Please restate the listing word for word, omitting the images.

» SUPPLIED INFORMATION:
****

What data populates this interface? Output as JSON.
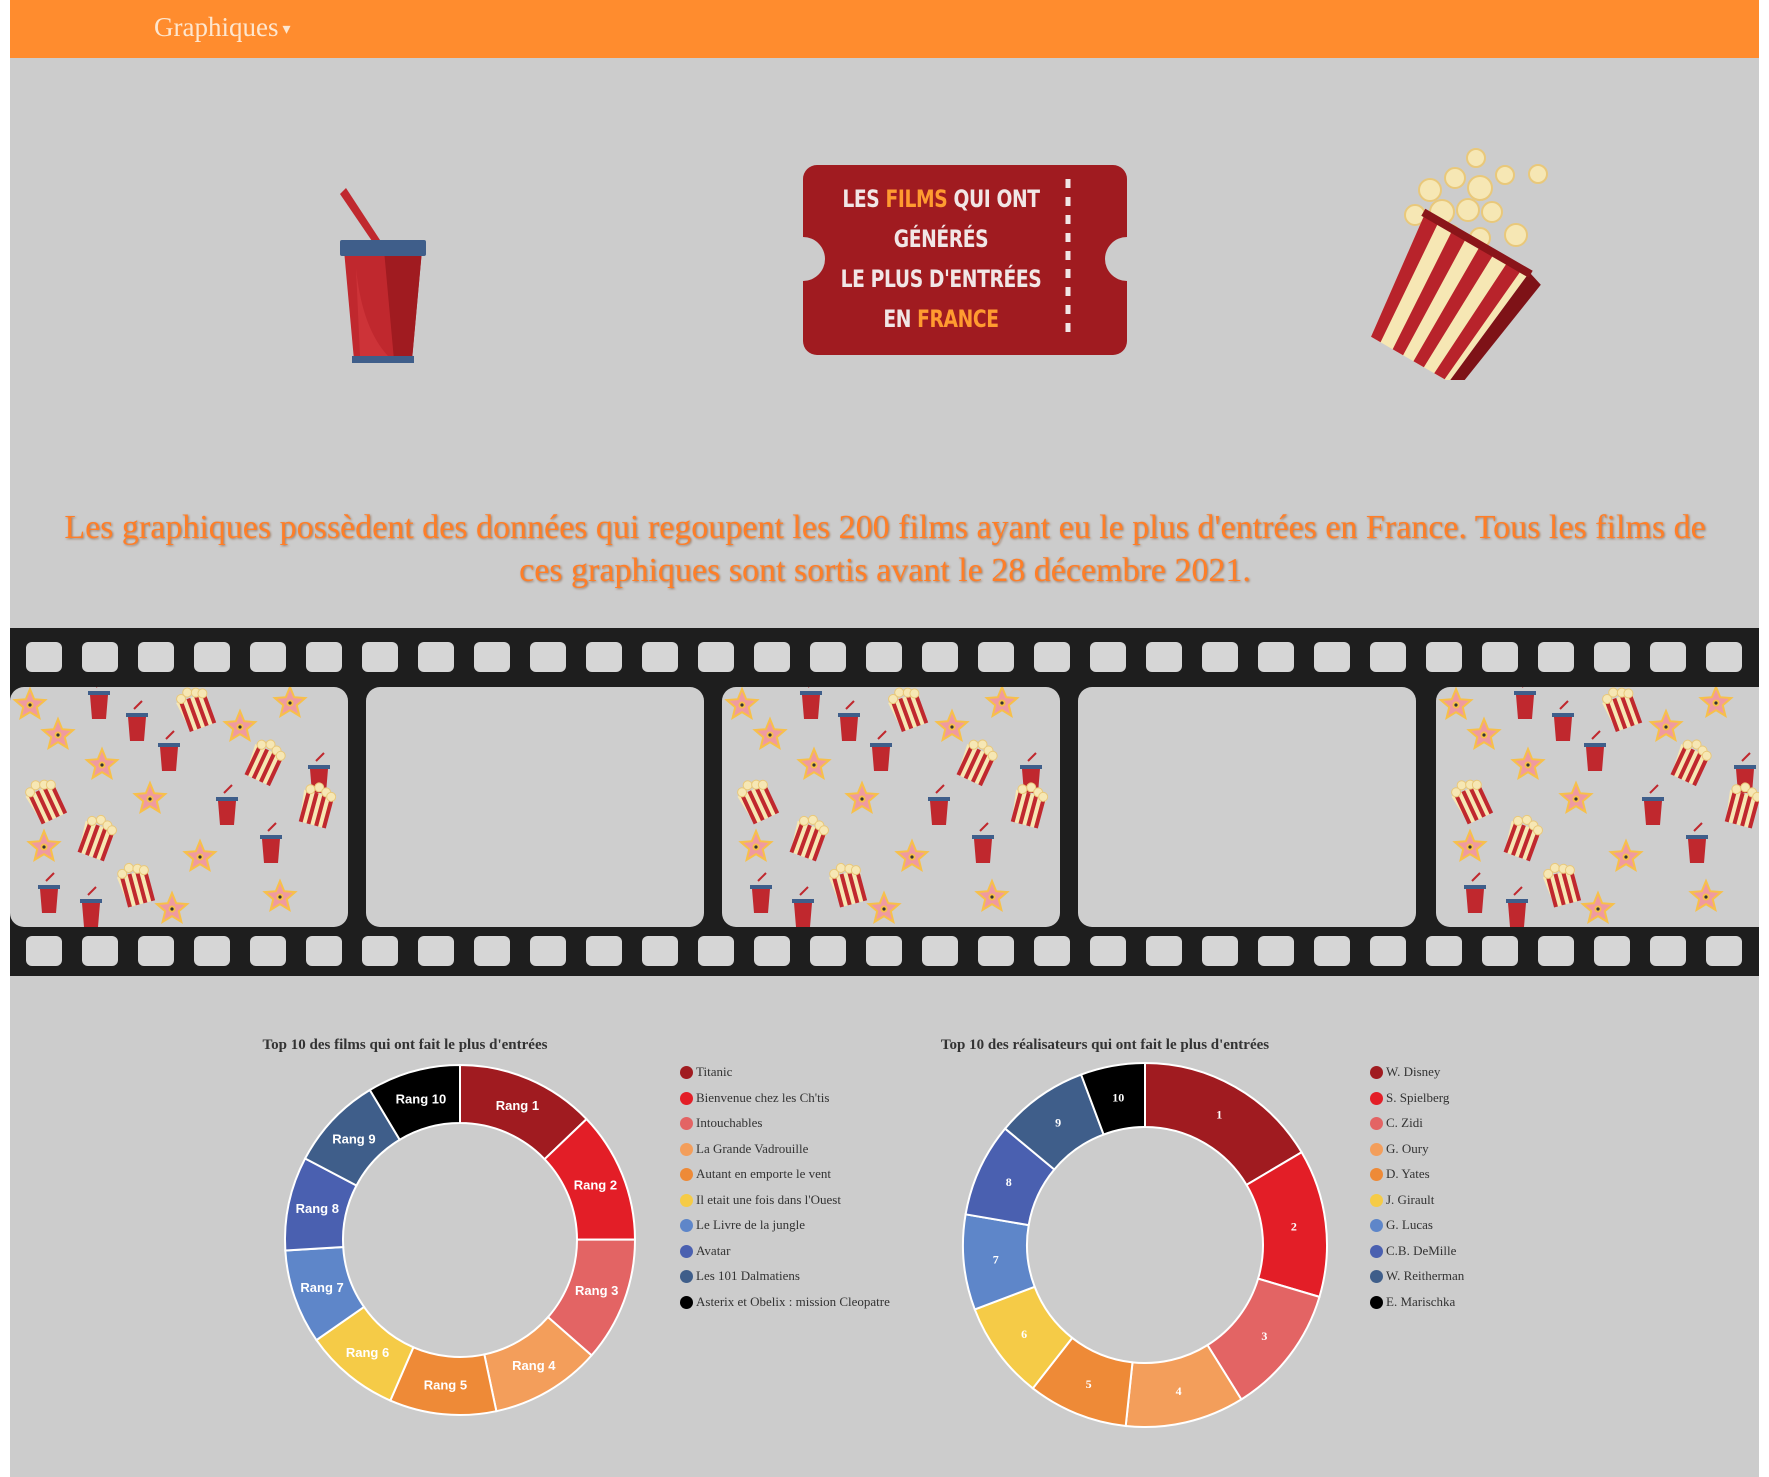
{
  "nav": {
    "menu_label": "Graphiques"
  },
  "ticket": {
    "line1_a": "Les ",
    "line1_hl": "films",
    "line1_b": " qui ont",
    "line2": "générés",
    "line3": "le plus d'entrées",
    "line4_a": "en ",
    "line4_hl": "France"
  },
  "intro": "Les graphiques possèdent des données qui regoupent les 200 films ayant eu le plus d'entrées en France. Tous les films de ces graphiques sont sortis avant le 28 décembre 2021.",
  "colors": {
    "nav": "#ff8c2e",
    "background": "#cccccc",
    "ticket": "#a01b20",
    "highlight": "#ff9b30",
    "palette": [
      "#a01b20",
      "#e31e27",
      "#e36464",
      "#f39e5b",
      "#ee8a37",
      "#f5cb47",
      "#5e86c9",
      "#4a60b0",
      "#3f5e8a",
      "#000000"
    ]
  },
  "chart_data": [
    {
      "type": "pie",
      "title": "Top 10 des films qui ont fait le plus d'entrées",
      "categories": [
        "Titanic",
        "Bienvenue chez les Ch'tis",
        "Intouchables",
        "La Grande Vadrouille",
        "Autant en emporte le vent",
        "Il etait une fois dans l'Ouest",
        "Le Livre de la jungle",
        "Avatar",
        "Les 101 Dalmatiens",
        "Asterix et Obelix : mission Cleopatre"
      ],
      "slice_labels": [
        "Rang 1",
        "Rang 2",
        "Rang 3",
        "Rang 4",
        "Rang 5",
        "Rang 6",
        "Rang 7",
        "Rang 8",
        "Rang 9",
        "Rang 10"
      ],
      "values": [
        21.8,
        20.5,
        19.5,
        17.3,
        16.7,
        14.9,
        14.8,
        14.7,
        14.7,
        14.6
      ],
      "legend_position": "right",
      "donut": true
    },
    {
      "type": "pie",
      "title": "Top 10 des réalisateurs qui ont fait le plus d'entrées",
      "categories": [
        "W. Disney",
        "S. Spielberg",
        "C. Zidi",
        "G. Oury",
        "D. Yates",
        "J. Girault",
        "G. Lucas",
        "C.B. DeMille",
        "W. Reitherman",
        "E. Marischka"
      ],
      "slice_labels": [
        "1",
        "2",
        "3",
        "4",
        "5",
        "6",
        "7",
        "8",
        "9",
        "10"
      ],
      "values": [
        15.6,
        12.4,
        10.9,
        10.0,
        8.4,
        8.2,
        8.0,
        7.9,
        7.8,
        5.4
      ],
      "legend_position": "right",
      "donut": true
    }
  ]
}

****

» RESPONSE BELOW:
What data populates this interface? Output as JSON.
{
  "nav": {
    "menu_label": "Graphiques"
  },
  "ticket": {
    "line1_a": "Les ",
    "line1_hl": "films",
    "line1_b": " qui ont",
    "line2": "générés",
    "line3": "le plus d'entrées",
    "line4_a": "en ",
    "line4_hl": "France"
  },
  "intro": "Les graphiques possèdent des données qui regoupent les 200 films ayant eu le plus d'entrées en France. Tous les films de ces graphiques sont sortis avant le 28 décembre 2021.",
  "colors": {
    "nav": "#ff8c2e",
    "background": "#cccccc",
    "ticket": "#a01b20",
    "highlight": "#ff9b30",
    "palette": [
      "#a01b20",
      "#e31e27",
      "#e36464",
      "#f39e5b",
      "#ee8a37",
      "#f5cb47",
      "#5e86c9",
      "#4a60b0",
      "#3f5e8a",
      "#000000"
    ]
  },
  "chart_data": [
    {
      "type": "pie",
      "title": "Top 10 des films qui ont fait le plus d'entrées",
      "categories": [
        "Titanic",
        "Bienvenue chez les Ch'tis",
        "Intouchables",
        "La Grande Vadrouille",
        "Autant en emporte le vent",
        "Il etait une fois dans l'Ouest",
        "Le Livre de la jungle",
        "Avatar",
        "Les 101 Dalmatiens",
        "Asterix et Obelix : mission Cleopatre"
      ],
      "slice_labels": [
        "Rang 1",
        "Rang 2",
        "Rang 3",
        "Rang 4",
        "Rang 5",
        "Rang 6",
        "Rang 7",
        "Rang 8",
        "Rang 9",
        "Rang 10"
      ],
      "values": [
        21.8,
        20.5,
        19.5,
        17.3,
        16.7,
        14.9,
        14.8,
        14.7,
        14.7,
        14.6
      ],
      "legend_position": "right",
      "donut": true
    },
    {
      "type": "pie",
      "title": "Top 10 des réalisateurs qui ont fait le plus d'entrées",
      "categories": [
        "W. Disney",
        "S. Spielberg",
        "C. Zidi",
        "G. Oury",
        "D. Yates",
        "J. Girault",
        "G. Lucas",
        "C.B. DeMille",
        "W. Reitherman",
        "E. Marischka"
      ],
      "slice_labels": [
        "1",
        "2",
        "3",
        "4",
        "5",
        "6",
        "7",
        "8",
        "9",
        "10"
      ],
      "values": [
        15.6,
        12.4,
        10.9,
        10.0,
        8.4,
        8.2,
        8.0,
        7.9,
        7.8,
        5.4
      ],
      "legend_position": "right",
      "donut": true
    }
  ]
}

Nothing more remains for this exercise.